Prolonged, uninterrupted sitting has been linked to many health risks — including high blood pressure and cardiovascular disease — independent of physical activity level. Taking regular breaks from sitting for non-exercise physical activity, such as standing or light walking, might help to reduce these risks.

The new results show that workers are willing to use computer prompts to take breaks from sitting, and that "it is possible to achieve a clinically meaningful reduction in blood pressure through regular movement breaks," Dr. Pedersen and coauthors write. They add: "The use of free-choice but regular low-intensity movements as the primary mechanism for health change is encouraging for interventions that target long-term sedentary populations."

Citation — Mainsbridge C, Ahuja K, Williams A, Bird M-L, Cooley D, Pedersen SJ. Blood pressure response to interrupting workplace sitting time with non-exercise physical activity: results of a 12-month cohort study. J Occup Environ Med. 2018;60(9);769-74.

About ACOEM — ACOEM (www.acoem.org), an international society of 4,500 occupational physicians and other health care professionals, provides leadership to promote optimal health and safety of workers, workplaces, and environments.

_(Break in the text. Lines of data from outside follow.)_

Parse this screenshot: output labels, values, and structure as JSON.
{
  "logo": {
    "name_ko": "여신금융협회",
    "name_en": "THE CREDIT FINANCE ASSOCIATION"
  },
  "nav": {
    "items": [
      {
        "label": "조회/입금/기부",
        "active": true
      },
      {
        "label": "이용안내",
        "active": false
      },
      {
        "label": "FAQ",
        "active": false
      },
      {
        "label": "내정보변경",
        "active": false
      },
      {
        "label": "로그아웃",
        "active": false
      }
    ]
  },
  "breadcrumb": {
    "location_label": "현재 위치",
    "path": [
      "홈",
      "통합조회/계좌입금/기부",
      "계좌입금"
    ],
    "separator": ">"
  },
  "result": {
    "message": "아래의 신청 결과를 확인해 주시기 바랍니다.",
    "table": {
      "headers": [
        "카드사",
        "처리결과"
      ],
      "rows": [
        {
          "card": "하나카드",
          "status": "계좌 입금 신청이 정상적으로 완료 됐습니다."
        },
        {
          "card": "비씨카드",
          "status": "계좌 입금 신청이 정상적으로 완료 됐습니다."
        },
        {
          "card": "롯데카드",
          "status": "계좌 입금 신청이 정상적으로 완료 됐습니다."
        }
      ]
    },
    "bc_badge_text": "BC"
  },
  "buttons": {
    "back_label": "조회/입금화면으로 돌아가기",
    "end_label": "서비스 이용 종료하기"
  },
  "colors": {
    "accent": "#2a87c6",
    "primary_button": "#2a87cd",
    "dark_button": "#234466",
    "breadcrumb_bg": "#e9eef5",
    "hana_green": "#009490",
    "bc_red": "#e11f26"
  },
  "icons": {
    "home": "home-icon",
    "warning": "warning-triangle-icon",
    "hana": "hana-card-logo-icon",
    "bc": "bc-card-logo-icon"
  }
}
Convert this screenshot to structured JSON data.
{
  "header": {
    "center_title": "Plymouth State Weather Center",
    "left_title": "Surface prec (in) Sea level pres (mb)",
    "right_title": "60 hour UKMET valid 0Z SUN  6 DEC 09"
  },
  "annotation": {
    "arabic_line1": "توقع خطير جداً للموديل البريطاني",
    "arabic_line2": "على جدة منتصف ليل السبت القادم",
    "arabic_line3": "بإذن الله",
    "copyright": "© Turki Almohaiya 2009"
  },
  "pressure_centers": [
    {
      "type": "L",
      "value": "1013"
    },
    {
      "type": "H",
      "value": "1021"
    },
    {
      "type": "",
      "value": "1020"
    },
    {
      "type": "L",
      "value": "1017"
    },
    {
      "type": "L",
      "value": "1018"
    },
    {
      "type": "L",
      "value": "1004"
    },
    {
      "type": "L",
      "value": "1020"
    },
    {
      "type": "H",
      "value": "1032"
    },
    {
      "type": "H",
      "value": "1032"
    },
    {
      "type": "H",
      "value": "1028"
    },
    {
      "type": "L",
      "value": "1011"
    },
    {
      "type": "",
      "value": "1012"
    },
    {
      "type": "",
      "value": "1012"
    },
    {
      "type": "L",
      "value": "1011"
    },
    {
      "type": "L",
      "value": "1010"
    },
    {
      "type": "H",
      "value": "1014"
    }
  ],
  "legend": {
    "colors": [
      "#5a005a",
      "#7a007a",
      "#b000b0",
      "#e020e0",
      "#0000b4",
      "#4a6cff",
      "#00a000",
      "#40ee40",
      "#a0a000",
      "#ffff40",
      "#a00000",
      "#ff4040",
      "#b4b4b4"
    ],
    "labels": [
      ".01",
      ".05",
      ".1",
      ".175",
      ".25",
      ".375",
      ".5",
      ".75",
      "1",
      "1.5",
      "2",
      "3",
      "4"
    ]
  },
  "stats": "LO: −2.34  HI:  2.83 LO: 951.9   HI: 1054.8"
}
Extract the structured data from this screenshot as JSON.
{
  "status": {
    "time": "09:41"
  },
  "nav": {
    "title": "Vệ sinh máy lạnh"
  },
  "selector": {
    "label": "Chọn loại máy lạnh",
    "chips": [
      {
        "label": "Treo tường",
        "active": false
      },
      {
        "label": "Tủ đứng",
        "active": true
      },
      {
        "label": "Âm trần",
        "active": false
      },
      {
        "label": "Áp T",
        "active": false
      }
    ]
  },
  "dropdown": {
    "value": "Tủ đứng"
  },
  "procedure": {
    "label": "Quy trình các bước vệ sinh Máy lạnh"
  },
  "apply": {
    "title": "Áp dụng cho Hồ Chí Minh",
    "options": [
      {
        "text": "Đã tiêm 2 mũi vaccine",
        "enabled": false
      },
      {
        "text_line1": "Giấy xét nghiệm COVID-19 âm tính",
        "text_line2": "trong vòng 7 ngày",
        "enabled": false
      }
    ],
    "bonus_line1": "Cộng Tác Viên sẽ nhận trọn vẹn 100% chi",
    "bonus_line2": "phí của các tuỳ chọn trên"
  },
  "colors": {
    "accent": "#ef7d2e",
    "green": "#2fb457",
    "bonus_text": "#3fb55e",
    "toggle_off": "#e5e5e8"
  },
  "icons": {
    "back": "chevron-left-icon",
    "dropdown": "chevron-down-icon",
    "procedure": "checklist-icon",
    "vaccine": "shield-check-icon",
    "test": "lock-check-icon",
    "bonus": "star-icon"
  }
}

About the Journal of Occupational and Environmental Medicine — The Journal of Occupational and Environmental Medicine (www.joem.org) is the official journal of the American College of Occupational and Environmental Medicine. Edited to serve as a guide for physicians, nurses, and researchers, the clinically oriented research articles are an excellent source for new ideas, concepts, techniques, and procedures that can be readily applied in the industrial or commercial employment setting.